That’s like talking about icing without talking about the cake.
Here’s the cake: rendering Hussein or any human being defenseless and killing him. Imposing a violent death on a person is the greatest indignity of all; it makes name-calling or taunts pale in significance.
Can a state killing ever be done with dignity? This question was at the heart of my dialogue with Pope John Paul II in January 1997. I informed him of the U.S. Supreme Court statement in Furman v. Georgia, which claimed that executing human beings is not “inconsistent with our respect for the dignity of men.” And I told him how in accompanying the condemned to their deaths, most asked me to “pray that God holds up my legs.”

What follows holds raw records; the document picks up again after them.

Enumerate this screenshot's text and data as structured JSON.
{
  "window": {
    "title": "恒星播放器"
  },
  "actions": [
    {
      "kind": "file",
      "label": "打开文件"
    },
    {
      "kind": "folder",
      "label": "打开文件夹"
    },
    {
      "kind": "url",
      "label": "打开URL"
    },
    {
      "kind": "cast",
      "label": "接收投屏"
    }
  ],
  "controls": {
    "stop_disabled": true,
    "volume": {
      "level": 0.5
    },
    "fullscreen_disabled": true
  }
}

“How can one possibly subject human beings to torture and to death and yet respect their dignity?” I asked.
The pope responded publicly when he visited St. Louis in 1999 and said: “A sign of hope is the increasing recognition that the dignity of human life must never be taken away, even in the case of someone who has done great evil.” He then renewed his call for the abolition of the death penalty, which, he said, “is both cruel and unnecessary.”
Even for Saddam Hussein.
The response to Hussein’s execution from Vatican officials has been unequivocal in their condemnation. “There is no doubt,” said Cardinal Renato Martino, president of the Pontifical Council for Justice and Peace, “that Saddam was a ruthless dictator responsible for hundreds of deaths. But one does not compensate for one crime with another crime. The church proclaims that human life is to be protected from conception to natural death. The death penalty is not a natural death.” Cardinal Martino said it was not morally licit for anyone, “not even the state,” to kill another person.
Hussein’s hanging was “tragic news,” said Vatican spokesman Federico Lombardi. He went on to say: “This is a reason for sadness even if this is about a person who is guilty of serious crimes. The position of the Catholic church, which is against the death penalty whatever the circumstances, needs to be repeated again: There is a risk that [the hanging] feeds the spirit of vengeance and plants the seeds for fresh violence.”
Since 9/11, we have seen time and again the operation of this cycle of vengeance and violence. When will we ever learn?
Sister Helen Prejean is a member of the Sisters of St. Joseph of Medaille and a prominent anti-death penalty advocate whose work was featured in the film Dead Man Walking. Her most recent book is The Death of Innocents: An Eyewitness Account of Wrongful Executions.